- **What is being asked**: The stretch from the line with "Enumerate this screenshot's" through the line with "Convert this screenshot" in the records below: write it out exactly, and nothing else.

- **Entries provided**:
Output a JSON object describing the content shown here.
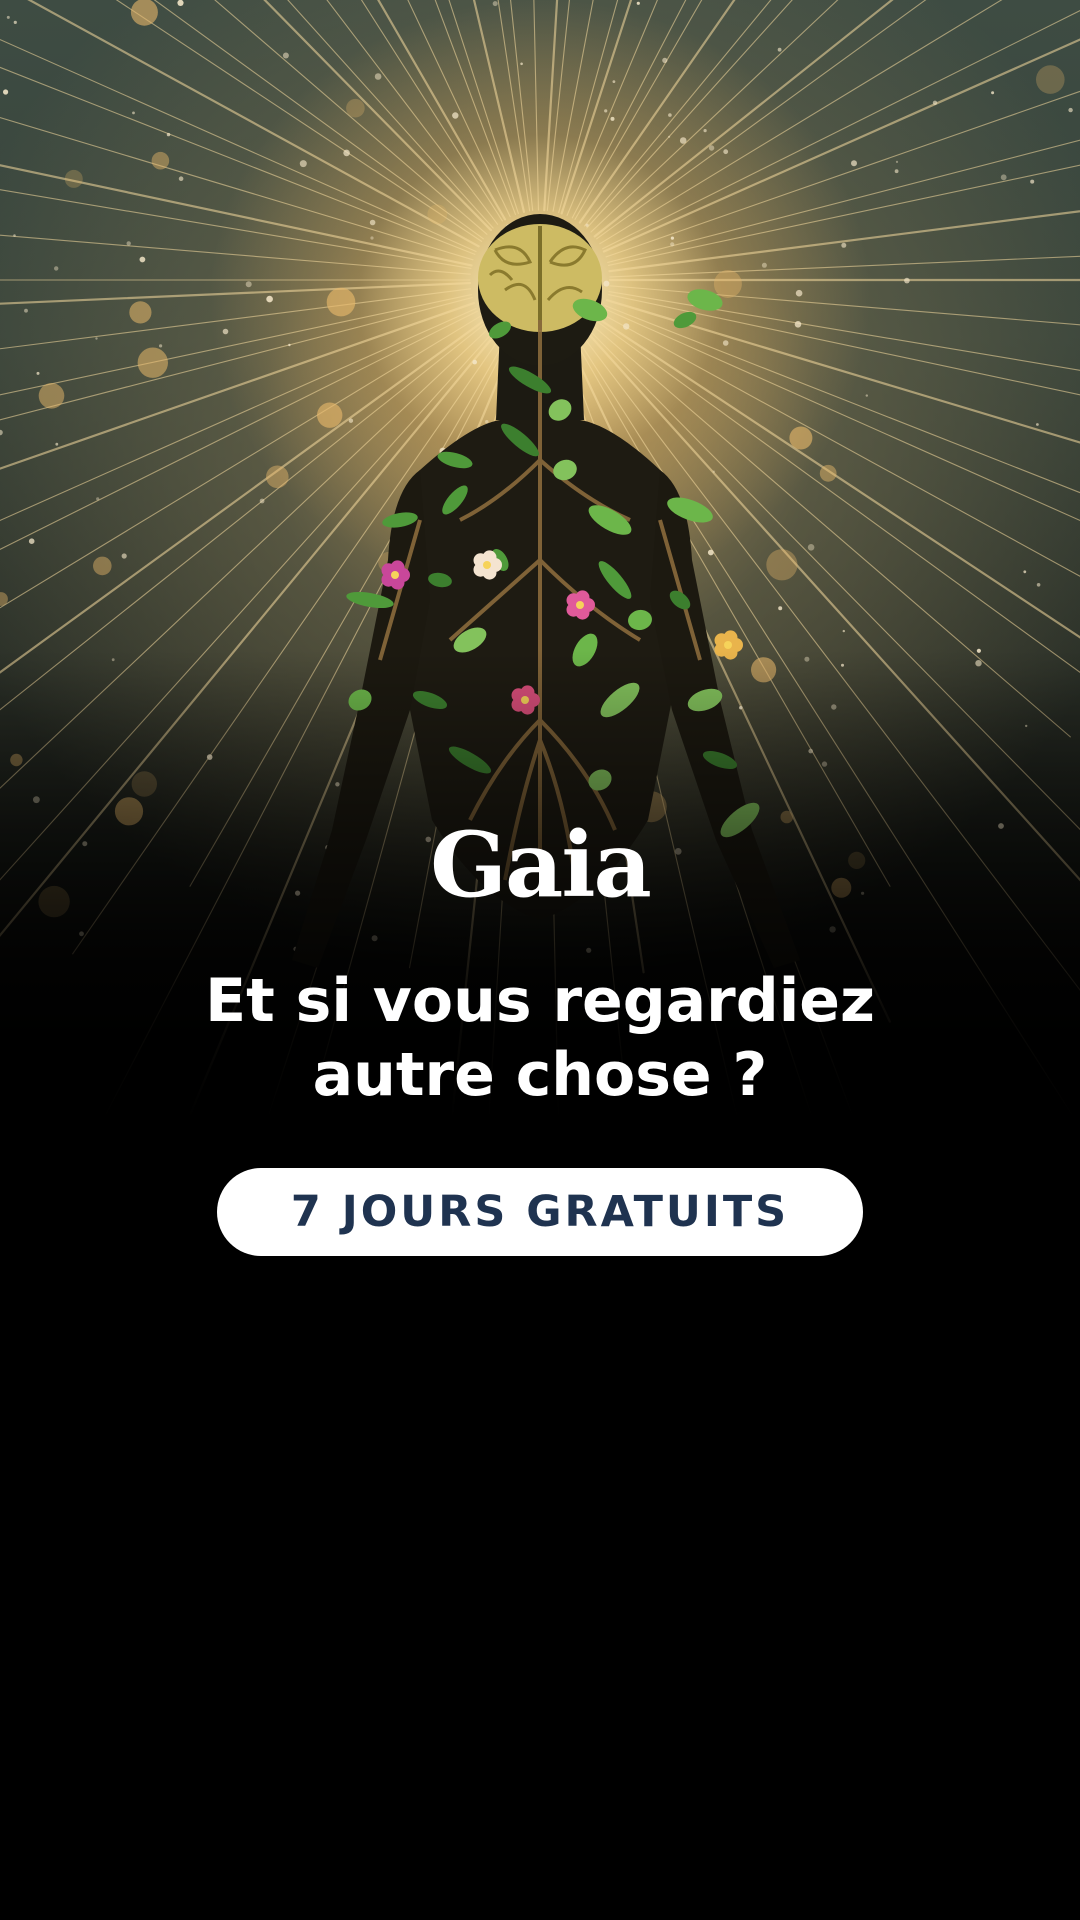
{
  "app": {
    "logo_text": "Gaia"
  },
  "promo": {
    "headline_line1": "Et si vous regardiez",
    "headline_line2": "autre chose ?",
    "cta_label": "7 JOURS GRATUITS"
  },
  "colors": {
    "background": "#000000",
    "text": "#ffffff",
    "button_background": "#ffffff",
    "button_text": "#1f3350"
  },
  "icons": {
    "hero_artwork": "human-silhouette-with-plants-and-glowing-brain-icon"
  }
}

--

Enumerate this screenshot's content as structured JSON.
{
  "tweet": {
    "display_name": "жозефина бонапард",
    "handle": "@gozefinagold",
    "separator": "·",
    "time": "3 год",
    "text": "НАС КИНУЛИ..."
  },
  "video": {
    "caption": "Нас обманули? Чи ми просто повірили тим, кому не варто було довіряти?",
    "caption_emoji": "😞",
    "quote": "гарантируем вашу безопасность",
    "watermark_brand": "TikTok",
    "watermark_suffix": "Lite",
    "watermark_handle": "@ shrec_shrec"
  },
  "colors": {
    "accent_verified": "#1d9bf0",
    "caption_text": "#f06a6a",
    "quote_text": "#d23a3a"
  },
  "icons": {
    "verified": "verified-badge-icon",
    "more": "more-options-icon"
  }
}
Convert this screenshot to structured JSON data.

- **Answer to the exercise**:
Enumerate this screenshot's content as structured JSON.
{
  "tweet": {
    "display_name": "жозефина бонапард",
    "handle": "@gozefinagold",
    "separator": "·",
    "time": "3 год",
    "text": "НАС КИНУЛИ..."
  },
  "video": {
    "caption": "Нас обманули? Чи ми просто повірили тим, кому не варто було довіряти?",
    "caption_emoji": "😞",
    "quote": "гарантируем вашу безопасность",
    "watermark_brand": "TikTok",
    "watermark_suffix": "Lite",
    "watermark_handle": "@ shrec_shrec"
  },
  "colors": {
    "accent_verified": "#1d9bf0",
    "caption_text": "#f06a6a",
    "quote_text": "#d23a3a"
  },
  "icons": {
    "verified": "verified-badge-icon",
    "more": "more-options-icon"
  }
}
Convert this screenshot to structured JSON data.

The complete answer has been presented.